Whatever it says on the bottle or can, what's inside may or may not even be olive oil. As Mueller's article recounts, there's a long history of olive oil fraud, in which sunflower seed, hazelnut, and canola oil is doctored up with dyes and flavorings. And less you think of the olive oil industry as peasants filling baskets full of olives on their sun-kissed hillsides, then carefully make the oil in ancient wooden presses - or even stomp on the olives, like Lucy when she and Ethel made the wine - olive oil, like most agriculture these days, is a huge business. The lesser oils are often smuggled into Italy in tankers, where it's miraculously transformed into EVOO.
All this smuggling of seed oils (and semi-legitimate importing of lesser olive oil), does, of course, have an impact on those delightful peasant farmers you're thinking of. It makes it hard for them to compete with the real thing.
In any case, Mueller's article is fascinating reading - even for non-cooks like myself who don't hang around gourmet shops agonizing over just how much to spend on a bottle of EVOO.
Despite not cooking, however, I do have a long history with olive oil.
When I was a kid, my mother cooked with vegetable oil, but we did have a small, ancient bottle of olive oil around, which was used to cure earaches. A bit of olive oil was warmed up, eyedropped into your ear, and stopped up with a cotton ball. I can't remember if it worked or not, but I don't remember having many earaches.
I do remember having dandruff in eighth grade. Far be it for my family to actually go out and buy Head and Shoulders so that their self-conscious 13 year old could take care of what was very likely a minor but magnified case of dandruff.
No, my mother's remedy called for olive oil, and here instructions to me were "use olive oil."
Now, if she had told me to rub a little olive oil into my scalp, and then shampoo it out, I would have done so.
Left to my own imagination, I massaged the entire bottle of olive oil into my scalp and went to bed.
In the morning, I awoke to a sodden pillow and odiferous hair plastered to my head.
In a panic, I hopped in the shower and tried to wash the olive oil out.

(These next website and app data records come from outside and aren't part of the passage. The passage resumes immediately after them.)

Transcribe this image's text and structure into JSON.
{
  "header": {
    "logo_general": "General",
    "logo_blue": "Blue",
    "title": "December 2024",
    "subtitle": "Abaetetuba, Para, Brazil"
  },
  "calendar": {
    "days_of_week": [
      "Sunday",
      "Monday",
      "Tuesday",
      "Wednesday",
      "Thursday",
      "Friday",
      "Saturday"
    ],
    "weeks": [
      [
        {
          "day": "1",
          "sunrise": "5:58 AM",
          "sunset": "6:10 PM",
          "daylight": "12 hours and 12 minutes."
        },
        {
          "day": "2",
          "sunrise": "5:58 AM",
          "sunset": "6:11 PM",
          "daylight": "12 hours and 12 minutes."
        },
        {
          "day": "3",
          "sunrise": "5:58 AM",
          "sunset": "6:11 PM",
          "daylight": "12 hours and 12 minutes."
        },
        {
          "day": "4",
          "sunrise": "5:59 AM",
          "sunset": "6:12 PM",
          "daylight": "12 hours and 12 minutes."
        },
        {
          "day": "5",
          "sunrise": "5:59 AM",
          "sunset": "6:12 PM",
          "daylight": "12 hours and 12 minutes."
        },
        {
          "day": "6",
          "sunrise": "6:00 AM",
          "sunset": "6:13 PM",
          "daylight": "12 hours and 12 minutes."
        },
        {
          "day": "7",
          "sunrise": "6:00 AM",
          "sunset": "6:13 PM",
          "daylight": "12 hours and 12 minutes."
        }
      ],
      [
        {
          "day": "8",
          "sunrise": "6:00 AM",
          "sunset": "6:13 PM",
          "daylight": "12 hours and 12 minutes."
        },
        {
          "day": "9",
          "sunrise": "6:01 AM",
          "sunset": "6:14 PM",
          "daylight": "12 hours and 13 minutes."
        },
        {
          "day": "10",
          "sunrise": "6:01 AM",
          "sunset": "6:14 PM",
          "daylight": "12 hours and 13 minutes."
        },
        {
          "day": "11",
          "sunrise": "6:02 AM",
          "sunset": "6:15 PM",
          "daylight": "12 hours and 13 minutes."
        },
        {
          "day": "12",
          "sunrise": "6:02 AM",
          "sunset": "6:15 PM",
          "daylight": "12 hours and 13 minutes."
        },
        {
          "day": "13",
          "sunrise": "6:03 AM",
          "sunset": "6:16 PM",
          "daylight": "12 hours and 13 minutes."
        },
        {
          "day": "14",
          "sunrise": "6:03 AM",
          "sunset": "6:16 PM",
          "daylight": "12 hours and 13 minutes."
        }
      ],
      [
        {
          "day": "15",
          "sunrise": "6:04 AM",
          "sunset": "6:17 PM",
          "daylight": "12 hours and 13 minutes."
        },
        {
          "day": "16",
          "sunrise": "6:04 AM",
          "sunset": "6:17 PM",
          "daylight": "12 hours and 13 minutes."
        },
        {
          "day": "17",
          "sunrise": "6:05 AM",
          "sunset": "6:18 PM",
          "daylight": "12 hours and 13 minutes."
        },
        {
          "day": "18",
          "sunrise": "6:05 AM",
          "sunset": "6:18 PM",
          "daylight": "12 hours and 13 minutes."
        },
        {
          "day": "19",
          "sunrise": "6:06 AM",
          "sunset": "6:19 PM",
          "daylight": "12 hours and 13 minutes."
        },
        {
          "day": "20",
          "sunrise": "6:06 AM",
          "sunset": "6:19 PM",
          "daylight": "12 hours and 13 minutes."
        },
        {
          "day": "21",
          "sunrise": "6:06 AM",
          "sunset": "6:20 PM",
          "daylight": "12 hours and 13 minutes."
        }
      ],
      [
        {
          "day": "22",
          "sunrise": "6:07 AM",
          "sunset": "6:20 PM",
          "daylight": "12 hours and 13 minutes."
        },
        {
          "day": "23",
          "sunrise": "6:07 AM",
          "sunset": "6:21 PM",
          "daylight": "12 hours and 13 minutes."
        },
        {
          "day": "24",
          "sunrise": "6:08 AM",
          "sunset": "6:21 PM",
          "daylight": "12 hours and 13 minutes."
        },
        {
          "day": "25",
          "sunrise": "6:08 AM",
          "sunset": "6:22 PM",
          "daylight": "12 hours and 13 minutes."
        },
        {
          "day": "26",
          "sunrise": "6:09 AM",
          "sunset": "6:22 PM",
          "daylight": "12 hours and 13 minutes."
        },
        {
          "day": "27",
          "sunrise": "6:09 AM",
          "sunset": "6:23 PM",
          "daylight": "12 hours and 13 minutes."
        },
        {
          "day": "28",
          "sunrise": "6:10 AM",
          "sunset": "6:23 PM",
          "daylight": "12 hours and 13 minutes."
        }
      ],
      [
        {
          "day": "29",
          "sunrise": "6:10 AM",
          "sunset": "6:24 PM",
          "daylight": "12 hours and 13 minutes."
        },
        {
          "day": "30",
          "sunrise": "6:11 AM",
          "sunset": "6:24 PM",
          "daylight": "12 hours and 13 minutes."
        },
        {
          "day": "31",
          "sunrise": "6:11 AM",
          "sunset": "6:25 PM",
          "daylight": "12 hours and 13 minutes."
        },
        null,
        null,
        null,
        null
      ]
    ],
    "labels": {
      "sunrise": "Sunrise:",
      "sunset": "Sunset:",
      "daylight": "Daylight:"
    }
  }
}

There was not, however, enough time to do enough lather-rinse-repeats to rid me of the results of my olive oil treatment before it was time to leave for school.
Hard to believe, but the thought of letting me stay home and keep on shampooing never occurred to my parents, and the thought of skipping school never occurred to me.
Off I went, and I remember walking to school - it was early March - with my knit cap (red wool with white angora trim) only partially covering the fiasco that was my head of hair.
The day was one of agony.
Curiously, I do not remember anyone making fun of me. Given that the eighth graders at Our Lady of the Angels Grammar School were not known for their kindness and compassion, I can only guess that, what to me seemed like an obvious case of olive oil head must have passed for no more than an average hormonally-prompted greasy hair day.
In any case, I'm guessing that the bottle in our house was lampante.
At thirteen, I might have been what you'd call an extra virgin, but there's no way that the olive oil was.